Materials provided section start
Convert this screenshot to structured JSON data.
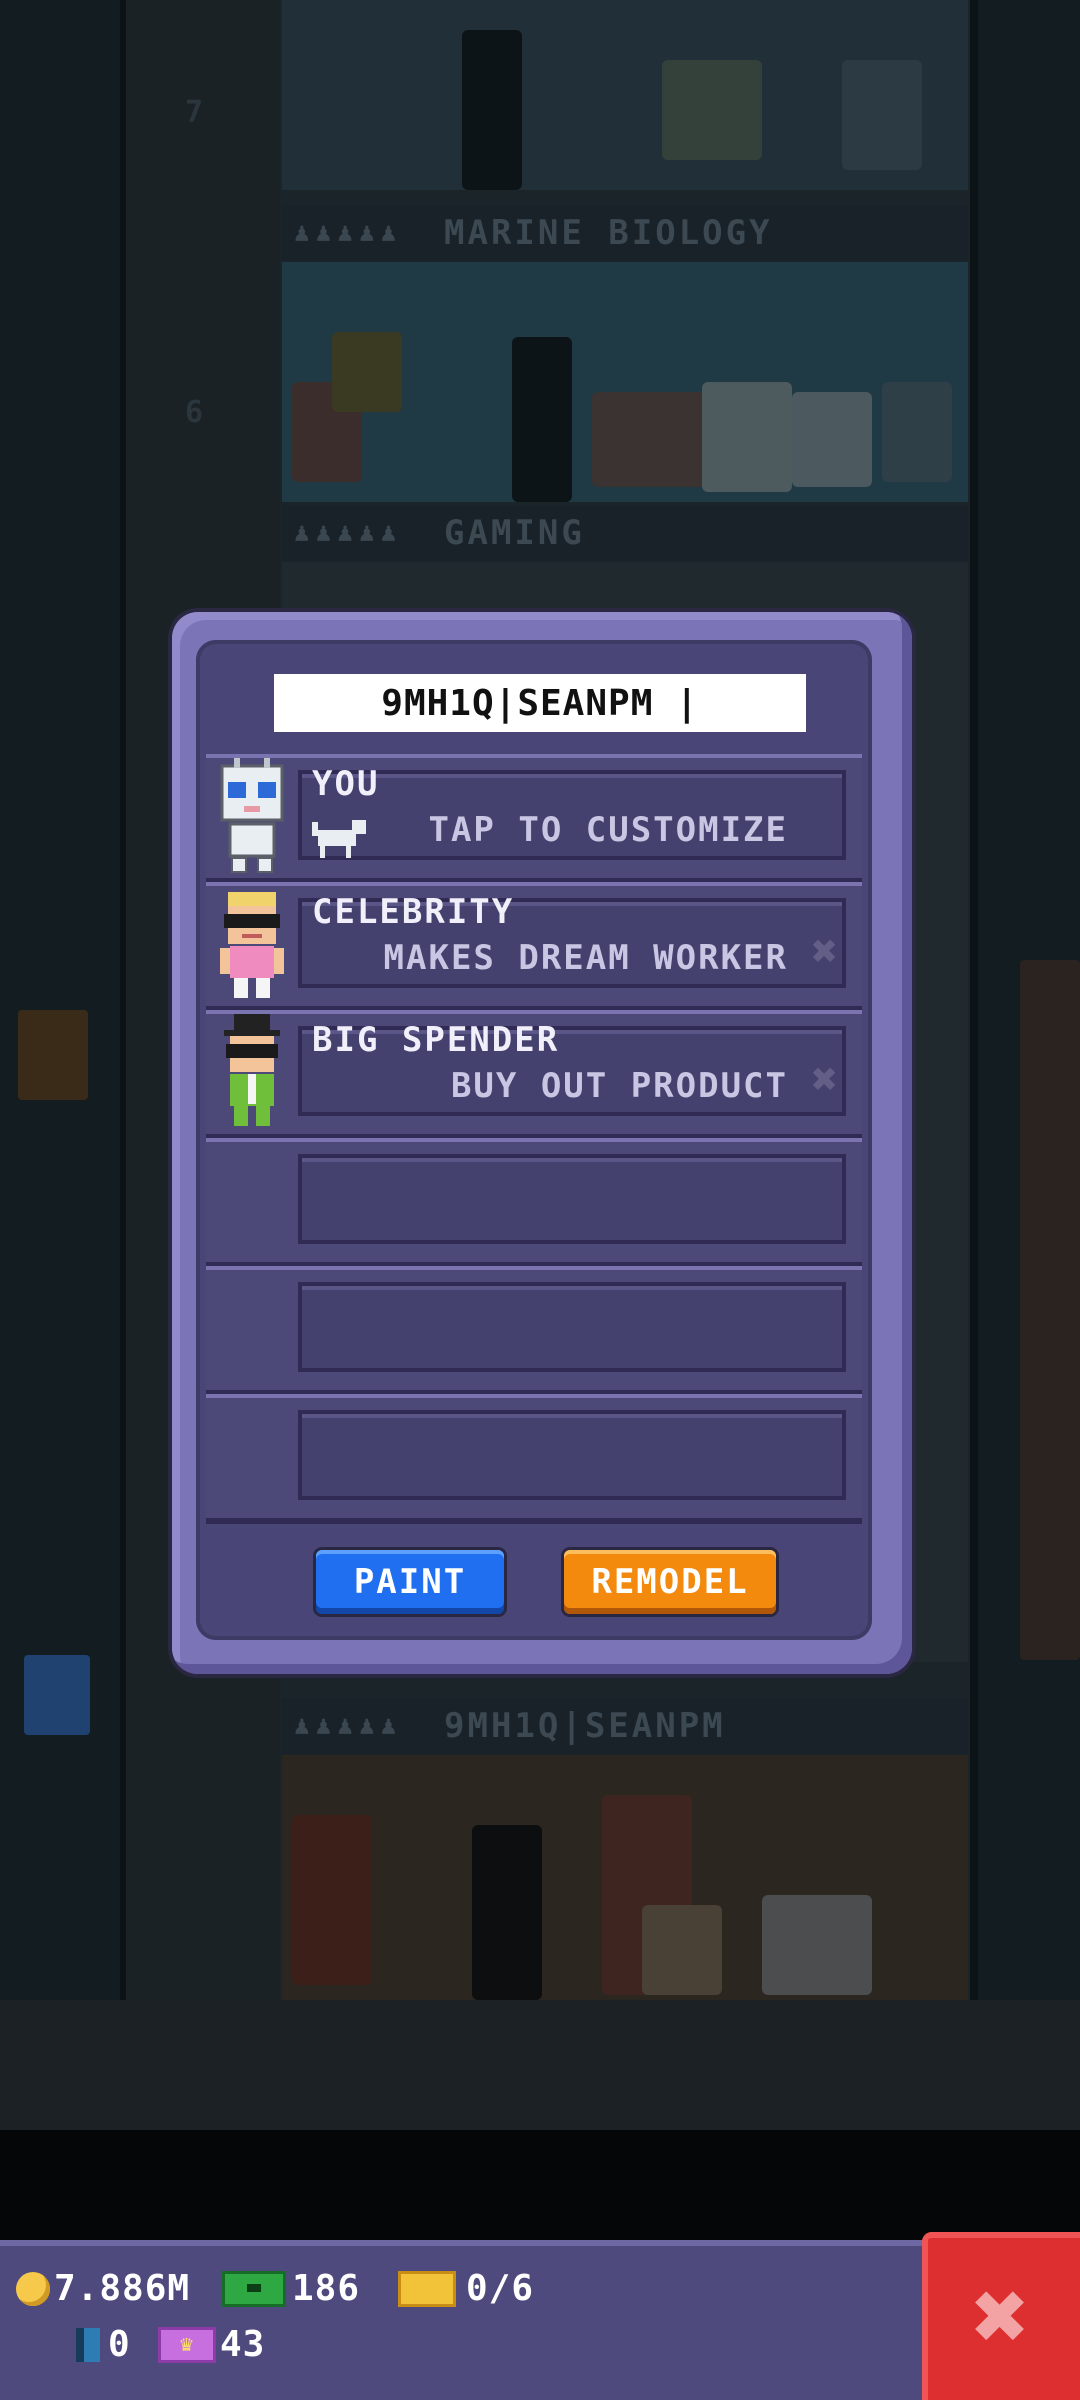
{
  "tower": {
    "floors": [
      {
        "label": "MARINE BIOLOGY"
      },
      {
        "label": "GAMING"
      },
      {
        "label": "9MH1Q|SEANPM"
      }
    ]
  },
  "dialog": {
    "tower_name": "9MH1Q|SEANPM |",
    "slots": [
      {
        "title": "YOU",
        "desc": "TAP TO CUSTOMIZE"
      },
      {
        "title": "CELEBRITY",
        "desc": "MAKES DREAM WORKER"
      },
      {
        "title": "BIG SPENDER",
        "desc": "BUY OUT PRODUCT"
      }
    ],
    "paint_label": "PAINT",
    "remodel_label": "REMODEL"
  },
  "hud": {
    "coins": "7.886M",
    "bux": "186",
    "tickets": "0/6",
    "keys": "0",
    "vip": "43"
  },
  "icons": {
    "coin": "coin-icon",
    "bux": "tower-bux-icon",
    "ticket": "golden-ticket-icon",
    "key": "key-icon",
    "vip": "vip-ticket-icon",
    "close": "close-icon"
  },
  "colors": {
    "paint_button": "#1f6ff0",
    "remodel_button": "#f38a0e",
    "close_button": "#dd2f2f",
    "dialog": "#7b74b6"
  }
}
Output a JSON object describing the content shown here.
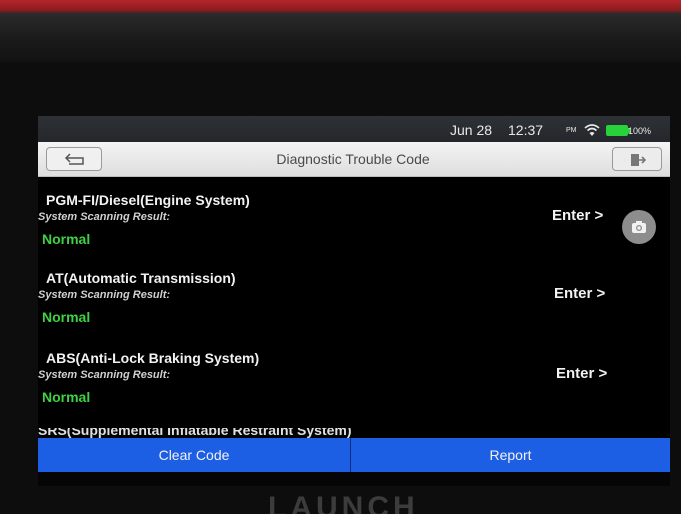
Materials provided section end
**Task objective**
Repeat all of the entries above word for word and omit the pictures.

**Solution**
Convert this screenshot to structured JSON data.
{
  "tower": {
    "floors": [
      {
        "label": "MARINE BIOLOGY"
      },
      {
        "label": "GAMING"
      },
      {
        "label": "9MH1Q|SEANPM"
      }
    ]
  },
  "dialog": {
    "tower_name": "9MH1Q|SEANPM |",
    "slots": [
      {
        "title": "YOU",
        "desc": "TAP TO CUSTOMIZE"
      },
      {
        "title": "CELEBRITY",
        "desc": "MAKES DREAM WORKER"
      },
      {
        "title": "BIG SPENDER",
        "desc": "BUY OUT PRODUCT"
      }
    ],
    "paint_label": "PAINT",
    "remodel_label": "REMODEL"
  },
  "hud": {
    "coins": "7.886M",
    "bux": "186",
    "tickets": "0/6",
    "keys": "0",
    "vip": "43"
  },
  "icons": {
    "coin": "coin-icon",
    "bux": "tower-bux-icon",
    "ticket": "golden-ticket-icon",
    "key": "key-icon",
    "vip": "vip-ticket-icon",
    "close": "close-icon"
  },
  "colors": {
    "paint_button": "#1f6ff0",
    "remodel_button": "#f38a0e",
    "close_button": "#dd2f2f",
    "dialog": "#7b74b6"
  }
}
Output a JSON object describing the content shown here.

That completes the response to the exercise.